By looking to Revelation and its relationship with music, then, we can see two important themes emerge.  Unity and Resistance.  When we sing as Christians two very important things are happening.  The first is we are being drawn together.  We don’t all preach at the same time.  We don’t all pray together, but by gum we can sing together.  I may not be any good at singing, but I can tell you that I like singing with all of you.  I do.  It means something to me to come here each week and sing with you.  And when I travel and worship in other places, it means something to me to be able to sing with them too.  As Christians we fight too often.  We squabble with one another over doctrine and politics, as if what we believe about baptism or salvation changes the nature of God.  But when we sing, it feels as if those differences melt away.

Think again to that last song in our passage today.  Who sang that song?  Everybody did.  Not even just people.  John says, “every creature in heaven and on earth and under the earth and in the sea,” all sang to God and to Jesus.  All of them.  The music of worship unites us not just to one another, but to all of creation.  And surely today, in such a bitterly divided and angry world it means something to sing together.

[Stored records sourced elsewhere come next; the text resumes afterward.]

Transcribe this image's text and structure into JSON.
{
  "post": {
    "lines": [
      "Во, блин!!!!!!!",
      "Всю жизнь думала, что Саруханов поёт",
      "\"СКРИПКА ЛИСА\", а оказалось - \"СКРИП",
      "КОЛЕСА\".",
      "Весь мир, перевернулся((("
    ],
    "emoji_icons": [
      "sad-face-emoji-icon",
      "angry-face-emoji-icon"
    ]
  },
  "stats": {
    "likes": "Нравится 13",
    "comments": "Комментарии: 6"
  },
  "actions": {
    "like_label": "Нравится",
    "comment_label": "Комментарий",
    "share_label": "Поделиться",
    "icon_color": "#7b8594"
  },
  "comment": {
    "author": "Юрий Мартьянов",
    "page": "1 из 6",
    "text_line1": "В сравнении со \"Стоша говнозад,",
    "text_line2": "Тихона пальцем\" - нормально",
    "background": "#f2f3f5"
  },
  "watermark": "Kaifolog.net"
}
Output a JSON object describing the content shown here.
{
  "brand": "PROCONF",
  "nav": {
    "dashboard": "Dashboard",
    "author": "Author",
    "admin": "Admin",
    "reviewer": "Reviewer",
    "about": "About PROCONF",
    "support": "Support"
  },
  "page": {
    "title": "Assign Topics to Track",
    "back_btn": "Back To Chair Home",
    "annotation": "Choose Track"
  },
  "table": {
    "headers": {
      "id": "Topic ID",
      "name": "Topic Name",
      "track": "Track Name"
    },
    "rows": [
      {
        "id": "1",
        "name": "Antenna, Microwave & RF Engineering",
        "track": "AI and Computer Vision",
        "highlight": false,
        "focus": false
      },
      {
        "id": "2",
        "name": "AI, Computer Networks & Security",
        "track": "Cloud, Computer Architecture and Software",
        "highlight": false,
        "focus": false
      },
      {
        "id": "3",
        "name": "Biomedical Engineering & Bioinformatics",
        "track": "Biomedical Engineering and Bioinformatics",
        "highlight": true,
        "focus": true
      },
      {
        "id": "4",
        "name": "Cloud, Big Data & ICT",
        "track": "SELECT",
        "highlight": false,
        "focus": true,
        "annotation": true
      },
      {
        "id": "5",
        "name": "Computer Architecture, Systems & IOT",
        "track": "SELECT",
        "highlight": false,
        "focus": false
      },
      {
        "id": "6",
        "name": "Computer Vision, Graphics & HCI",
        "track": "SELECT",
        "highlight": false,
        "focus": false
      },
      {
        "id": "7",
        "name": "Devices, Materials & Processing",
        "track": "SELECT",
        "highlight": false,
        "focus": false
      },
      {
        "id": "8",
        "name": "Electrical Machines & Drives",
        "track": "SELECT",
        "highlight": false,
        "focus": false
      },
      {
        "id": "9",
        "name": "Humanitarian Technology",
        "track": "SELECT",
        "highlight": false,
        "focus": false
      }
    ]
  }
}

And this brings us to that second thing.  Resistance.  One of the most anti-Christian Roman Emperors was Domitian.  He was not keen on our faith.  One of the biggest rubs between Christianity and Rome was the cult of the Emperor.  Everybody in the Roman Empire had to worship the emperor as a god.  This was a problem for the Jews and it was a problem for the Christians.  Good old Domitian took things a step further.  He demanded to be addressed as, “lord and god.”  Does that sound familiar?  It should.  We find it in the 11th verse of Chapter 4.  In a song.  The 24 elders who fell before the throne and cast their crowns before God, sang a song that began like this, “You are worthy, our Lord and God…”  There is only one God, and neither the Emperor nor any other human being is that God.  The music of worship was also a powerful act of resistance.

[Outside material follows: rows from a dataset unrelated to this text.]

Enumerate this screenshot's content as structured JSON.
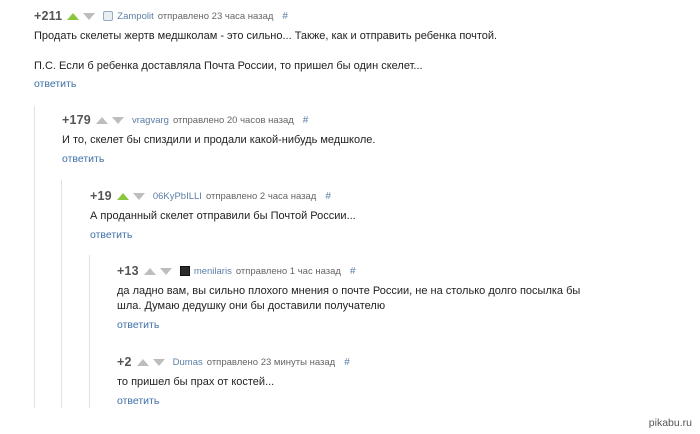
{
  "comments": [
    {
      "score": "+211",
      "vote": "up",
      "author": "Zampolit",
      "sent": "отправлено 23 часа назад",
      "hash": "#",
      "lines": [
        "Продать скелеты жертв медшколам - это сильно... Также, как и отправить ребенка почтой.",
        "",
        "П.С. Если б ребенка доставляла Почта России, то пришел бы один скелет..."
      ],
      "reply": "ответить"
    },
    {
      "score": "+179",
      "vote": "none",
      "author": "vragvarg",
      "sent": "отправлено 20 часов назад",
      "hash": "#",
      "lines": [
        "И то, скелет бы спиздили и продали какой-нибудь медшколе."
      ],
      "reply": "ответить"
    },
    {
      "score": "+19",
      "vote": "up",
      "author": "06KyPbILLI",
      "sent": "отправлено 2 часа назад",
      "hash": "#",
      "lines": [
        "А проданный скелет отправили бы Почтой России..."
      ],
      "reply": "ответить"
    },
    {
      "score": "+13",
      "vote": "none",
      "author": "menilaris",
      "sent": "отправлено 1 час назад",
      "hash": "#",
      "lines": [
        "да ладно вам, вы сильно плохого мнения о почте России, не на столько долго посылка бы",
        "шла. Думаю дедушку они бы доставили получателю"
      ],
      "reply": "ответить"
    },
    {
      "score": "+2",
      "vote": "none",
      "author": "Dumas",
      "sent": "отправлено 23 минуты назад",
      "hash": "#",
      "lines": [
        "то пришел бы прах от костей..."
      ],
      "reply": "ответить"
    }
  ],
  "watermark": "pikabu.ru"
}
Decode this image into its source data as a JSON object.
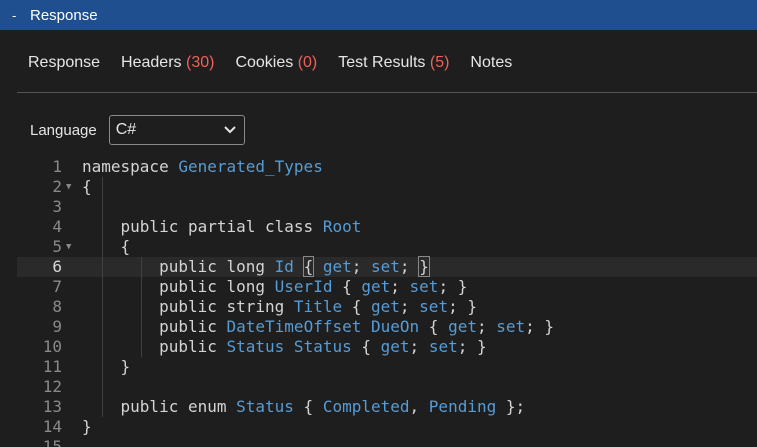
{
  "panel": {
    "title": "Response",
    "collapse_glyph": "-"
  },
  "tabs": [
    {
      "label": "Response",
      "count": ""
    },
    {
      "label": "Headers",
      "count": "(30)"
    },
    {
      "label": "Cookies",
      "count": "(0)"
    },
    {
      "label": "Test Results",
      "count": "(5)"
    },
    {
      "label": "Notes",
      "count": ""
    }
  ],
  "language": {
    "label": "Language",
    "selected": "C#"
  },
  "code_lines": [
    {
      "n": "1",
      "fold": false,
      "segs": [
        {
          "t": "namespace ",
          "k": 0
        },
        {
          "t": "Generated_Types",
          "k": 1
        }
      ]
    },
    {
      "n": "2",
      "fold": true,
      "segs": [
        {
          "t": "{",
          "k": 0
        }
      ]
    },
    {
      "n": "3",
      "fold": false,
      "segs": []
    },
    {
      "n": "4",
      "fold": false,
      "segs": [
        {
          "t": "    public partial class ",
          "k": 0
        },
        {
          "t": "Root",
          "k": 1
        }
      ]
    },
    {
      "n": "5",
      "fold": true,
      "segs": [
        {
          "t": "    {",
          "k": 0
        }
      ]
    },
    {
      "n": "6",
      "fold": false,
      "segs": [
        {
          "t": "        public long ",
          "k": 0
        },
        {
          "t": "Id",
          "k": 1
        },
        {
          "t": " ",
          "k": 0
        },
        {
          "t": "{",
          "k": 2
        },
        {
          "t": " ",
          "k": 0
        },
        {
          "t": "get",
          "k": 1
        },
        {
          "t": "; ",
          "k": 0
        },
        {
          "t": "set",
          "k": 1
        },
        {
          "t": "; ",
          "k": 0
        },
        {
          "t": "}",
          "k": 2
        }
      ]
    },
    {
      "n": "7",
      "fold": false,
      "segs": [
        {
          "t": "        public long ",
          "k": 0
        },
        {
          "t": "UserId",
          "k": 1
        },
        {
          "t": " { ",
          "k": 0
        },
        {
          "t": "get",
          "k": 1
        },
        {
          "t": "; ",
          "k": 0
        },
        {
          "t": "set",
          "k": 1
        },
        {
          "t": "; }",
          "k": 0
        }
      ]
    },
    {
      "n": "8",
      "fold": false,
      "segs": [
        {
          "t": "        public string ",
          "k": 0
        },
        {
          "t": "Title",
          "k": 1
        },
        {
          "t": " { ",
          "k": 0
        },
        {
          "t": "get",
          "k": 1
        },
        {
          "t": "; ",
          "k": 0
        },
        {
          "t": "set",
          "k": 1
        },
        {
          "t": "; }",
          "k": 0
        }
      ]
    },
    {
      "n": "9",
      "fold": false,
      "segs": [
        {
          "t": "        public ",
          "k": 0
        },
        {
          "t": "DateTimeOffset DueOn",
          "k": 1
        },
        {
          "t": " { ",
          "k": 0
        },
        {
          "t": "get",
          "k": 1
        },
        {
          "t": "; ",
          "k": 0
        },
        {
          "t": "set",
          "k": 1
        },
        {
          "t": "; }",
          "k": 0
        }
      ]
    },
    {
      "n": "10",
      "fold": false,
      "segs": [
        {
          "t": "        public ",
          "k": 0
        },
        {
          "t": "Status Status",
          "k": 1
        },
        {
          "t": " { ",
          "k": 0
        },
        {
          "t": "get",
          "k": 1
        },
        {
          "t": "; ",
          "k": 0
        },
        {
          "t": "set",
          "k": 1
        },
        {
          "t": "; }",
          "k": 0
        }
      ]
    },
    {
      "n": "11",
      "fold": false,
      "segs": [
        {
          "t": "    }",
          "k": 0
        }
      ]
    },
    {
      "n": "12",
      "fold": false,
      "segs": []
    },
    {
      "n": "13",
      "fold": false,
      "segs": [
        {
          "t": "    public enum ",
          "k": 0
        },
        {
          "t": "Status",
          "k": 1
        },
        {
          "t": " { ",
          "k": 0
        },
        {
          "t": "Completed",
          "k": 1
        },
        {
          "t": ", ",
          "k": 0
        },
        {
          "t": "Pending",
          "k": 1
        },
        {
          "t": " };",
          "k": 0
        }
      ]
    },
    {
      "n": "14",
      "fold": false,
      "segs": [
        {
          "t": "}",
          "k": 0
        }
      ]
    },
    {
      "n": "15",
      "fold": false,
      "segs": []
    }
  ],
  "active_line": "6",
  "colors": {
    "title_bar": "#1f4f8f",
    "count": "#f0605a",
    "type": "#569cd6",
    "plain": "#d4d4d4"
  },
  "icons": {
    "collapse": "minus-icon",
    "dropdown": "chevron-down-icon",
    "fold": "fold-triangle-icon"
  }
}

As it can be every time we sing.  When we sing our songs we are singing against a world which seeks to pit us against one another; a world which tries to convince us to worship politicians or celebrities or athletes, a world which tells us that our true purpose is to make money.  No.  Our songs tells us that our purpose is to follow Jesus.  Our songs tell us that God is our only king and that his love is our only treasure.  And our songs tell us that we are one people, united as children of God. Our music, every song we sing, is an act of resistance.

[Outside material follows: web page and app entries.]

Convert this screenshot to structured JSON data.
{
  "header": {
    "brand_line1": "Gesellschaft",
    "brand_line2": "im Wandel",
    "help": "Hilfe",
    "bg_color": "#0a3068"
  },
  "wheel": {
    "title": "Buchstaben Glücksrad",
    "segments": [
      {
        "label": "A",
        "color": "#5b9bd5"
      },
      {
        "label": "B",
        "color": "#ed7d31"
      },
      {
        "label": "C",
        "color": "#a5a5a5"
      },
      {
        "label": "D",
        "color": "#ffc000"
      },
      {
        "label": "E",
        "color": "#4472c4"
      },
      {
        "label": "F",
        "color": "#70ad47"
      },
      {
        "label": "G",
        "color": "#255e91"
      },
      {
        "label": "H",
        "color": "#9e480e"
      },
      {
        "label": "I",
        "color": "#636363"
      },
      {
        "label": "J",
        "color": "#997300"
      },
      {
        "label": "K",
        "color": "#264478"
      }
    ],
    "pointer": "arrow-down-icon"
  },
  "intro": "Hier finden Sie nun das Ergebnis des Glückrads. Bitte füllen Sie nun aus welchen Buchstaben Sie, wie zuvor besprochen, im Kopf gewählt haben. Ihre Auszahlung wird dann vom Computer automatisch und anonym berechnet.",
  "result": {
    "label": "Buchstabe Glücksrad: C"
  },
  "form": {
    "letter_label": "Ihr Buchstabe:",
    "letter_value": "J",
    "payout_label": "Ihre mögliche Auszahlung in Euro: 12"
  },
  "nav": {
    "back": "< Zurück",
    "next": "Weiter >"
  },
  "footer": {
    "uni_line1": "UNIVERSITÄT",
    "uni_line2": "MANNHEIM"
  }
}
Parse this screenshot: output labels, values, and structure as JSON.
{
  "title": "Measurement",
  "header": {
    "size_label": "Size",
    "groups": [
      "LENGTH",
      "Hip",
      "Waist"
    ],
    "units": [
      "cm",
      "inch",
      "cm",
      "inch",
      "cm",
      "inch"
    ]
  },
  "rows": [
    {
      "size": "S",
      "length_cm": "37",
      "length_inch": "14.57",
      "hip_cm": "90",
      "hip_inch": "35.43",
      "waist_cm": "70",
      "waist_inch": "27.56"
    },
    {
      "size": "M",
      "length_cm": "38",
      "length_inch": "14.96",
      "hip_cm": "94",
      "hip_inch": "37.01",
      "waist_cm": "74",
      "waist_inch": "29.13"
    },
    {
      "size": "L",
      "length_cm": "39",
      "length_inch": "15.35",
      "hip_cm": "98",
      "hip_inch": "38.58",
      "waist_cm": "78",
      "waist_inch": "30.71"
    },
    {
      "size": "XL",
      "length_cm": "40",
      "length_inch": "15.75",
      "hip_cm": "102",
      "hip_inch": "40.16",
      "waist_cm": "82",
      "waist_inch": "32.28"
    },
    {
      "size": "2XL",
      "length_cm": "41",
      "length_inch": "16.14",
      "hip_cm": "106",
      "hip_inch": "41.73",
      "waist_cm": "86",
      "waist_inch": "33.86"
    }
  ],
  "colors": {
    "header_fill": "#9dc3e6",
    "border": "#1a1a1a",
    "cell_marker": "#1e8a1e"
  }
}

You know, it used to bug me when people didn’t sing in church, but I have gotten over it.  Some of us just can’t do it for whatever reason.  But that being said, even if we can’t stand up and belt out the words, we can at least understand what it is that we are participating in each week.  We are not singing just to make worship fun or to break up all the talking.  We sing because we are the gathered people of God, followers of Jesus, the Body of Christ.  We sing because we live in this world but we are not of this world.  We sing to remind ourselves that we have different values than the world around us.  And we sing because it is in our nature.  When John got his first glimpse of heaven he saw lots of strange things, but he heard something familiar.  He heard singing.  To sing is to worship, and to worship is to be our most perfect selves.  So even if you can’t sing this morning, that’s ok.  Belt a hymn out in the car on the way home and join in with all the saints who have come before us and those that will come after us.  Join in, and sing to your God.  Amen.